▶ WORK ORDER
Search the listing below for "JSON". Copy each matching line.

▶ AVAILABLE DATA
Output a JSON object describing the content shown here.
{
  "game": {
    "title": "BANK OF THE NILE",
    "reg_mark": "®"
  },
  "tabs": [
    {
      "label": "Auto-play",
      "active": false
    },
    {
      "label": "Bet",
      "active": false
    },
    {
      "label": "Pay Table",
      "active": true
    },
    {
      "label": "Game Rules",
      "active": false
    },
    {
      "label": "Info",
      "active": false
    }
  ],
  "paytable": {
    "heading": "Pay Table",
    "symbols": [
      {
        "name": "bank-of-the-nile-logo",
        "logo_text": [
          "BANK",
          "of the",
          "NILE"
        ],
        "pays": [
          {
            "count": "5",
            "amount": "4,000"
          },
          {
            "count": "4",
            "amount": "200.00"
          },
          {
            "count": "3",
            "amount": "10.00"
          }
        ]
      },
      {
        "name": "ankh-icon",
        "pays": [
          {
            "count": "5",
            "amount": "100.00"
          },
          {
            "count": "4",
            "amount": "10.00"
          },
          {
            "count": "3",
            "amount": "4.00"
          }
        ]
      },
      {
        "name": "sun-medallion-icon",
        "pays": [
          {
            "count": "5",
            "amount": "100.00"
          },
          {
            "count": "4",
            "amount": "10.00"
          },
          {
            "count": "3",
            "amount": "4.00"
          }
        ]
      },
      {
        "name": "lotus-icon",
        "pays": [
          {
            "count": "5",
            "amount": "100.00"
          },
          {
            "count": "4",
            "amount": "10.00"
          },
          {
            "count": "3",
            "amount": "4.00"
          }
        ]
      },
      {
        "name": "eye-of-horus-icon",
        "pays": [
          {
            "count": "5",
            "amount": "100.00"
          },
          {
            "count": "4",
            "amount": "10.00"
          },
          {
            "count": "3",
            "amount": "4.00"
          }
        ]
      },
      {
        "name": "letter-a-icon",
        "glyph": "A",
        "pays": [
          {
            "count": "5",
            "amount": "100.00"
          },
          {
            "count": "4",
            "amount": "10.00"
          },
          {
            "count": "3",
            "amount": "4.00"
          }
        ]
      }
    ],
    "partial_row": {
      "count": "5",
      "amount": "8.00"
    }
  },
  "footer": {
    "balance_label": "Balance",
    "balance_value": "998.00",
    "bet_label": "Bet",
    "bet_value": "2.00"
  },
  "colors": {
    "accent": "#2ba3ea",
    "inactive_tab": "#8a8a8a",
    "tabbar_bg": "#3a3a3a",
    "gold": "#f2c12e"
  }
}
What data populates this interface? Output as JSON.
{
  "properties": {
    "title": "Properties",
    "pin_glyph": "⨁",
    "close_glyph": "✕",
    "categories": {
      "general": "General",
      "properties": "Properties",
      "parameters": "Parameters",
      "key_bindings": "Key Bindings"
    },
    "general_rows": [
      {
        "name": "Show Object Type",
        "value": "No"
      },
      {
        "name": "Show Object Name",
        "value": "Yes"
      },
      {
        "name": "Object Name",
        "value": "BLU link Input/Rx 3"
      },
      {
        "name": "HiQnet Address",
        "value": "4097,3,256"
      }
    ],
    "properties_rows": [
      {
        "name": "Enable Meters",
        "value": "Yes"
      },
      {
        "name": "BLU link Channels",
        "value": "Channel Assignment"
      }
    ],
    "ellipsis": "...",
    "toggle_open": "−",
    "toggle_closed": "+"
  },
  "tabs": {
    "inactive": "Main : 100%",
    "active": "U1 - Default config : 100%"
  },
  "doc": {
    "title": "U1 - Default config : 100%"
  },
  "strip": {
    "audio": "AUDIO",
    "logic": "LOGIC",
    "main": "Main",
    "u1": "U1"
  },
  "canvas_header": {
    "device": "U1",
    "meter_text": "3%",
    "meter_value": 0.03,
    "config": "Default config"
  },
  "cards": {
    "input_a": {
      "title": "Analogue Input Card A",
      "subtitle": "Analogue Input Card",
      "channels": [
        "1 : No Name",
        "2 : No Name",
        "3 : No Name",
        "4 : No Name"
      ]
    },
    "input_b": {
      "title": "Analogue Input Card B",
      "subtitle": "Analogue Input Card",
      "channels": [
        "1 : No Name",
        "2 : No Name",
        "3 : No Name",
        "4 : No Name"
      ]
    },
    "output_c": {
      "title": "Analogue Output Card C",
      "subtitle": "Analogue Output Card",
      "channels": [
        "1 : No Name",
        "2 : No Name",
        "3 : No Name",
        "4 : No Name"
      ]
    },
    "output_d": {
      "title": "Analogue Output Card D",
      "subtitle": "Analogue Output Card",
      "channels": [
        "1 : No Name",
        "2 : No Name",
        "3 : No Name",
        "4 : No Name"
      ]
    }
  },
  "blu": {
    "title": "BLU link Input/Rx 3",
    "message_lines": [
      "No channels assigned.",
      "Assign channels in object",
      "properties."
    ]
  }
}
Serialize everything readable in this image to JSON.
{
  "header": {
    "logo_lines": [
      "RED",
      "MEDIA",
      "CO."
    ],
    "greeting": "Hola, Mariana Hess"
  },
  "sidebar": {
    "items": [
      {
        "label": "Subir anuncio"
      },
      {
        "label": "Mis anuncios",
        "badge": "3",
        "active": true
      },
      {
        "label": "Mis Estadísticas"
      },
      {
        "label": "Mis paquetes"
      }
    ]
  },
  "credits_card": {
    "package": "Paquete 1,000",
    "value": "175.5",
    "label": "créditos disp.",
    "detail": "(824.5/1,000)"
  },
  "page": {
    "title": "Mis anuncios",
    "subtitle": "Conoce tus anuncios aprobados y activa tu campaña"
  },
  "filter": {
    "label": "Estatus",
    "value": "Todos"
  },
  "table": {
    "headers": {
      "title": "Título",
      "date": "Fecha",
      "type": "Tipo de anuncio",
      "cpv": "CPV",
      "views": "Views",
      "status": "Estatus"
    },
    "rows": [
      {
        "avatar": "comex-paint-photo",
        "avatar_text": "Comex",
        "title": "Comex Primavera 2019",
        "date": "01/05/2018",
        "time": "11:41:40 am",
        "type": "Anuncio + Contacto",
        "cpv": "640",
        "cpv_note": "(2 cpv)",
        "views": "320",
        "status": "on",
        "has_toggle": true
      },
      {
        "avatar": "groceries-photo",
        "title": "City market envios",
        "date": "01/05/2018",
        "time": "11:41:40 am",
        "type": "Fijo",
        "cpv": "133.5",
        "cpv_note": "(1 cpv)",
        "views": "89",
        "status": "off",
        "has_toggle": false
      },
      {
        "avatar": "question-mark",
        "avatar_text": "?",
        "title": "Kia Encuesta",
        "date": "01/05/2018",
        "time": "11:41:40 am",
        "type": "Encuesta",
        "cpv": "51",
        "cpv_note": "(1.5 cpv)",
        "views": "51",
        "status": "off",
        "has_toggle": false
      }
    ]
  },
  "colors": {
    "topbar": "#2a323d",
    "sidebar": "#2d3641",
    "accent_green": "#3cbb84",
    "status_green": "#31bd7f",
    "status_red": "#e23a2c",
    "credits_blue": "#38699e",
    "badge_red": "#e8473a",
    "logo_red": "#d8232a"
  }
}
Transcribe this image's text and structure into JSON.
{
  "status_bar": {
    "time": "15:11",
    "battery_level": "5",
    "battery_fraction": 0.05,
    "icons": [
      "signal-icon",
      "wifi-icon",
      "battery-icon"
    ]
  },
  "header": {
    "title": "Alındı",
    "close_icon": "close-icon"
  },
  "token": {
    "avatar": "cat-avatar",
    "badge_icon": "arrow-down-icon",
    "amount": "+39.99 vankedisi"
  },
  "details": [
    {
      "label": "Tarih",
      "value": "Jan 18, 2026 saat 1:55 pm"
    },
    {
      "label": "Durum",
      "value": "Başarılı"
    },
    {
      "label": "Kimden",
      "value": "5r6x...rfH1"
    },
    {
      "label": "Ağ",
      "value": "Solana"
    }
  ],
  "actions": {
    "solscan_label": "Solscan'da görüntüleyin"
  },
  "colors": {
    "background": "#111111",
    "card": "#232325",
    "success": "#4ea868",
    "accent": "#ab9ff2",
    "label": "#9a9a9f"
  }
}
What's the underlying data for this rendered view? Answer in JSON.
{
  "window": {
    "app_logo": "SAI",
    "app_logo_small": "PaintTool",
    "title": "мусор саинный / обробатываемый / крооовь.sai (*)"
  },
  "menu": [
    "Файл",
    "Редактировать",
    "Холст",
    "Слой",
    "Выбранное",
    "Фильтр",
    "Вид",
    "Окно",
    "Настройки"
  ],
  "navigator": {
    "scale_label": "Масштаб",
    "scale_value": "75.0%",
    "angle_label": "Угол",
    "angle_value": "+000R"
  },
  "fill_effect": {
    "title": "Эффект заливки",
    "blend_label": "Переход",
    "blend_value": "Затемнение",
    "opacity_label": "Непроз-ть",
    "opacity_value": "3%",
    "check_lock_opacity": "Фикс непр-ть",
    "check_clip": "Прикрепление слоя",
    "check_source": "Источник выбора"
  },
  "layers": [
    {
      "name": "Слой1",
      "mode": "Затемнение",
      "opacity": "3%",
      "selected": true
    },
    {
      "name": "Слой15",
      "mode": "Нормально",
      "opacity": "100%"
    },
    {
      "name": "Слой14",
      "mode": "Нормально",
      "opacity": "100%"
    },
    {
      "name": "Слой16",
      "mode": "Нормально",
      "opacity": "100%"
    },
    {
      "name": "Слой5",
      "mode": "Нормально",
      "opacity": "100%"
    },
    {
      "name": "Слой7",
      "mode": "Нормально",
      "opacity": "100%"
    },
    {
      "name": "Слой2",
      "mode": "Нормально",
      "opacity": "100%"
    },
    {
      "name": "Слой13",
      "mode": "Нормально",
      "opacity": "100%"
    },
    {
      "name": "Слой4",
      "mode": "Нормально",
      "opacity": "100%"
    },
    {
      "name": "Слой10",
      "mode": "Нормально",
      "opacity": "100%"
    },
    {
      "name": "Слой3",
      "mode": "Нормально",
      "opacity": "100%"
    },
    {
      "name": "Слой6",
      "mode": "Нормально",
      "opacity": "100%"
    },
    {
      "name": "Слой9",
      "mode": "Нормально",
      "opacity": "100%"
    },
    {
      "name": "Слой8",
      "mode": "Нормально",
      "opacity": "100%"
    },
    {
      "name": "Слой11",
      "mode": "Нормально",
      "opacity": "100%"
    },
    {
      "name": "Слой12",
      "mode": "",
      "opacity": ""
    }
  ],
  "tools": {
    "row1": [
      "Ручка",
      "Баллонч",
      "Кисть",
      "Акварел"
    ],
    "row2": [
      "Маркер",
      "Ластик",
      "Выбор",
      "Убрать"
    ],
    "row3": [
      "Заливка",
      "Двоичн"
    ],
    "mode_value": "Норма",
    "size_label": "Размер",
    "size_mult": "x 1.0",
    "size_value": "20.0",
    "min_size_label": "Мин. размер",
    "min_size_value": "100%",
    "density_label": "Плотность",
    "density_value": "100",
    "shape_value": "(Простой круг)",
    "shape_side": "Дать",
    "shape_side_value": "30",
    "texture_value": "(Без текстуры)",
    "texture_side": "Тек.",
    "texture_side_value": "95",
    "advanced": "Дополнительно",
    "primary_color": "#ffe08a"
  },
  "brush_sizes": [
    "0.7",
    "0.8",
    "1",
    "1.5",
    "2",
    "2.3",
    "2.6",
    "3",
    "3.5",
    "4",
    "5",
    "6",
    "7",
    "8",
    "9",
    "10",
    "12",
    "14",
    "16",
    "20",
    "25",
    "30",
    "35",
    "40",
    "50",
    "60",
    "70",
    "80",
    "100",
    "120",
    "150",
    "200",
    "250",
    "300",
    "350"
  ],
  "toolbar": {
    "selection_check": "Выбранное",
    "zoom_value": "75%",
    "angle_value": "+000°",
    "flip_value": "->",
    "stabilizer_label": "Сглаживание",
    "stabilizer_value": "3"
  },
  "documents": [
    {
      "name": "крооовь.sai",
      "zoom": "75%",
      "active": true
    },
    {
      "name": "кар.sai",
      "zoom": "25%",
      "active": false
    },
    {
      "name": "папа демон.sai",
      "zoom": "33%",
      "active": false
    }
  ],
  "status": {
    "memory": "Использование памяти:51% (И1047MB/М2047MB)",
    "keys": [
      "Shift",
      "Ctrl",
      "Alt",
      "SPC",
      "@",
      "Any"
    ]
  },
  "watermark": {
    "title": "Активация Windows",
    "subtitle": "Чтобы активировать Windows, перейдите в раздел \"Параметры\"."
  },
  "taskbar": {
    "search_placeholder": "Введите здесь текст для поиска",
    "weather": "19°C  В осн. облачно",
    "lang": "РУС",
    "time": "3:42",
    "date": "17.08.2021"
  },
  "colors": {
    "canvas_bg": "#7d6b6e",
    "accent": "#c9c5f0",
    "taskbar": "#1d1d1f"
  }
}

▶ TASK SOLUTION
Output a JSON object describing the content shown here.
What data populates this interface? Output as JSON.
Serialize everything readable in this image to JSON.
Transcribe this image's text and structure into JSON.
What's the underlying data for this rendered view? Answer in JSON.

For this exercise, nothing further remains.